== REQUIRED WORK ==
Scan the data below and copy each line where "switches" occurs.

Website and app data records:

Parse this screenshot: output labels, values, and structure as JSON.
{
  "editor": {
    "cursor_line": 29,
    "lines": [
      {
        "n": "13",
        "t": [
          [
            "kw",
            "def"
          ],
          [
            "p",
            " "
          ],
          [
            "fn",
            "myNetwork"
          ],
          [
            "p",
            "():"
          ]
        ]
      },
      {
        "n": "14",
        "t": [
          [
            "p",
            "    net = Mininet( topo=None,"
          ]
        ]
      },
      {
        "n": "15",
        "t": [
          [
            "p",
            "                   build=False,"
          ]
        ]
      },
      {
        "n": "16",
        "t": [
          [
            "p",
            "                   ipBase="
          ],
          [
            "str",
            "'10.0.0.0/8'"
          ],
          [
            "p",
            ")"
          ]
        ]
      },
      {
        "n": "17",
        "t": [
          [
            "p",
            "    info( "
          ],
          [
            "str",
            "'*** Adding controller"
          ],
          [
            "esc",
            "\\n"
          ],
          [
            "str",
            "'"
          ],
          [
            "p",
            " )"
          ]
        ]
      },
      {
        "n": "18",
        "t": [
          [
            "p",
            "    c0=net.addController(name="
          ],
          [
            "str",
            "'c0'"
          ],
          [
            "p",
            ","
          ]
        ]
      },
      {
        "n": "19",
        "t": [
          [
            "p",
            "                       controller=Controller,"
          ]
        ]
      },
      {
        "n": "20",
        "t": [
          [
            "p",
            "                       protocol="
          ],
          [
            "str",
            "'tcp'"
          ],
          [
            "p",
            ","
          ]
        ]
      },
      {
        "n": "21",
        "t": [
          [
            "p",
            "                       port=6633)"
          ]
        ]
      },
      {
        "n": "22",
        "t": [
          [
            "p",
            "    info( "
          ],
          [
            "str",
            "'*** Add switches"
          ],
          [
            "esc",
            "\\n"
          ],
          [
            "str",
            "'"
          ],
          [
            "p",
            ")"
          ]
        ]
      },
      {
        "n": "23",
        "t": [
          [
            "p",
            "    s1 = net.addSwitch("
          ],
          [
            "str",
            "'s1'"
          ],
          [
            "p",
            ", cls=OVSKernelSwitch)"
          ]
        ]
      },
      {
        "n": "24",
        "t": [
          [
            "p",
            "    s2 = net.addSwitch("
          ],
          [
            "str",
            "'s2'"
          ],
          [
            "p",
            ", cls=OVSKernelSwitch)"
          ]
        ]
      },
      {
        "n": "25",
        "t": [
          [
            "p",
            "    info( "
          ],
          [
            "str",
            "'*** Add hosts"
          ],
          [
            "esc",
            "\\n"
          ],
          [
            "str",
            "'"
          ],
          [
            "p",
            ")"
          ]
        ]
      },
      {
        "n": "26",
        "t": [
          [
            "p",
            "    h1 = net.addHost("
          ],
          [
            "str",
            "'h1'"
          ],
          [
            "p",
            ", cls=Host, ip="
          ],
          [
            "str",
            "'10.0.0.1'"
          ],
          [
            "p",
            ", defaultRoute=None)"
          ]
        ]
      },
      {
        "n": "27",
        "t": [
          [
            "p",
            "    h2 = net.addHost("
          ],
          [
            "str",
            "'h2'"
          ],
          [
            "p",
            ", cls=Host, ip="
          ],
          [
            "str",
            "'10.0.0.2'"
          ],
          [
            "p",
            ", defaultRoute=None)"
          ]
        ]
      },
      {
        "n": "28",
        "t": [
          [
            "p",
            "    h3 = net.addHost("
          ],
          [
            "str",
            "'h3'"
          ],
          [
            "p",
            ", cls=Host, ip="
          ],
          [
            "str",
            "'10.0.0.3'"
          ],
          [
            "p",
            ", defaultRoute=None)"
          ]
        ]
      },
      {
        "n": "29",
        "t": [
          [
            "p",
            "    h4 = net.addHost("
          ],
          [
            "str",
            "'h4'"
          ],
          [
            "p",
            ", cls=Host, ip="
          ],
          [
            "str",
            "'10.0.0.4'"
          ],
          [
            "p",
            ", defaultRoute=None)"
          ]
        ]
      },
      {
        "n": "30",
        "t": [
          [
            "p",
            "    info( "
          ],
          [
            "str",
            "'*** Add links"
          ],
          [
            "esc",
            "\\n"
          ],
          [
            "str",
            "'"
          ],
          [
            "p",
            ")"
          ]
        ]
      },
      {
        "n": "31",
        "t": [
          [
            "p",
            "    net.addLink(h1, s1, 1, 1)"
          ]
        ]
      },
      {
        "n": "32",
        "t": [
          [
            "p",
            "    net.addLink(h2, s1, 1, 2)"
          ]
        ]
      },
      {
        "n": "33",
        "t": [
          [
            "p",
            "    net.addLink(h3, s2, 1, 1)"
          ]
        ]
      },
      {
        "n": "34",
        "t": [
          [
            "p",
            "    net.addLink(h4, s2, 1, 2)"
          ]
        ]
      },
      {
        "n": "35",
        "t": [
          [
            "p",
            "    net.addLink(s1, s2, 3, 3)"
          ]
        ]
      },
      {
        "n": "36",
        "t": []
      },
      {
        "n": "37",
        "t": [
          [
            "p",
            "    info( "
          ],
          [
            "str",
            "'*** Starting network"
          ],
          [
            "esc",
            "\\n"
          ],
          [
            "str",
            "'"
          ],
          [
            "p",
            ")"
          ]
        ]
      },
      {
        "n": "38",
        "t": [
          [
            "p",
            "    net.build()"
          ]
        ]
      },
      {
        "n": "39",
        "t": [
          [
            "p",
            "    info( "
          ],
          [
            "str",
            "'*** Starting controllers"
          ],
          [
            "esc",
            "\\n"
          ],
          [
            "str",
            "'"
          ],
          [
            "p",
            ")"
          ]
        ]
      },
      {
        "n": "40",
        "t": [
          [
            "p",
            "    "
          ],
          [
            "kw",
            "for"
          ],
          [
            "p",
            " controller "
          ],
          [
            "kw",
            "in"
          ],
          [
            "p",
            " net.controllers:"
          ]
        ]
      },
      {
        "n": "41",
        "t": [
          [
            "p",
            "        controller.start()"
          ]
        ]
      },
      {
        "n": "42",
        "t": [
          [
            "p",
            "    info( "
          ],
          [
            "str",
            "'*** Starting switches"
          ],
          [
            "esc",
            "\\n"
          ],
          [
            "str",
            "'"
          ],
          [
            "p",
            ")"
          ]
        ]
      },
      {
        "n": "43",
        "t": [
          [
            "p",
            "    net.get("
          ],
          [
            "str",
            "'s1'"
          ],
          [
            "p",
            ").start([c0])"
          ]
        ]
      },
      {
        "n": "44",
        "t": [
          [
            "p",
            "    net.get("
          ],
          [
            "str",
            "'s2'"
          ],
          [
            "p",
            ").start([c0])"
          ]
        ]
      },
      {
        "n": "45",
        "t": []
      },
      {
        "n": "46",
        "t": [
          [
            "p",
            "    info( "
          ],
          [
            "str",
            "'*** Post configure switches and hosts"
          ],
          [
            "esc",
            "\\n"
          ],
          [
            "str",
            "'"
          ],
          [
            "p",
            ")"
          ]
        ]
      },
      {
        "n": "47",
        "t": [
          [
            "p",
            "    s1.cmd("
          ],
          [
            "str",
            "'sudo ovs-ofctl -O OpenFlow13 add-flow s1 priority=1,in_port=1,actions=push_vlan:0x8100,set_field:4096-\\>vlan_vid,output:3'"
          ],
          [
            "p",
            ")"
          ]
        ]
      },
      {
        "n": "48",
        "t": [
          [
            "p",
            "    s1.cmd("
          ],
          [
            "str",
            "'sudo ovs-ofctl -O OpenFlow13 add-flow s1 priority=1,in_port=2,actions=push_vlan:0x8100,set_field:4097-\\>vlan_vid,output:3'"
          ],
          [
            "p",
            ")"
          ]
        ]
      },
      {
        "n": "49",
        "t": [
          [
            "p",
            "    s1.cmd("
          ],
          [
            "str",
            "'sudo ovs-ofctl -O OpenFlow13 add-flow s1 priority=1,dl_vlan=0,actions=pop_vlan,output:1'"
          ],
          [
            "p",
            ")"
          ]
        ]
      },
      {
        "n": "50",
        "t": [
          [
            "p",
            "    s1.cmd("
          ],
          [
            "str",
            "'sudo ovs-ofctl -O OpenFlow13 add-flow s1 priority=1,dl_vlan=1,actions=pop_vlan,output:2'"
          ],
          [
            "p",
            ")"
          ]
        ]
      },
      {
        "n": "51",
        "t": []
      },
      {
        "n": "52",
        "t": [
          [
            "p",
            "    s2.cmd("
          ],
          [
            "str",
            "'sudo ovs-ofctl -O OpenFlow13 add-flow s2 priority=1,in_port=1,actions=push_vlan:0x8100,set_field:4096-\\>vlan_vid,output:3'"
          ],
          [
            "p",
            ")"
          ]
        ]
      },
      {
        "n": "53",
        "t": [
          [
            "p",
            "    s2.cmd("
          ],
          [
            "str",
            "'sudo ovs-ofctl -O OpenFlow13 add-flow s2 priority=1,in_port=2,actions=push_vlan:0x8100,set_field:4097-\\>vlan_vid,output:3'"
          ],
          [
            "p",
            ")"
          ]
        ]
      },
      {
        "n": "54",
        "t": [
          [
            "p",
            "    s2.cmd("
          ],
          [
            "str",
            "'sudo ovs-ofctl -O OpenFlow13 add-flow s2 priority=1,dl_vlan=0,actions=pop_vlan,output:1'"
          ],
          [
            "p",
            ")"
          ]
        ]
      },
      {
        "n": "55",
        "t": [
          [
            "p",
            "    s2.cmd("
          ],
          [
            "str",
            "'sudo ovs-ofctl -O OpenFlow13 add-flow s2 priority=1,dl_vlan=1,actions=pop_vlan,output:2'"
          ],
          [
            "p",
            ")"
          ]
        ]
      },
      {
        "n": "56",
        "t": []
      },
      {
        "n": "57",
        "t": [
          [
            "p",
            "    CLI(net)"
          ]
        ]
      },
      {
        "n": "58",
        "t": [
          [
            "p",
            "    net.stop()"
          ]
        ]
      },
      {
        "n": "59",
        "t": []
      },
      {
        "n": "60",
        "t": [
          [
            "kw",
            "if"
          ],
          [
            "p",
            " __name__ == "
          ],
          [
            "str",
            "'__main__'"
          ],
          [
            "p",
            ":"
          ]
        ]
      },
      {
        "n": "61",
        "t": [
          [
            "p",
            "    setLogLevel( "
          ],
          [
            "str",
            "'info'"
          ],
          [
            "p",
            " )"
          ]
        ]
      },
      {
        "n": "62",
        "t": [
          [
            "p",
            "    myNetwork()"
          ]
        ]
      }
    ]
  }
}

== RESPONSE FOR THIS EXERCISE ==
            "'*** Add switches"
            "'*** Starting switches"
            "'*** Post configure switches and hosts"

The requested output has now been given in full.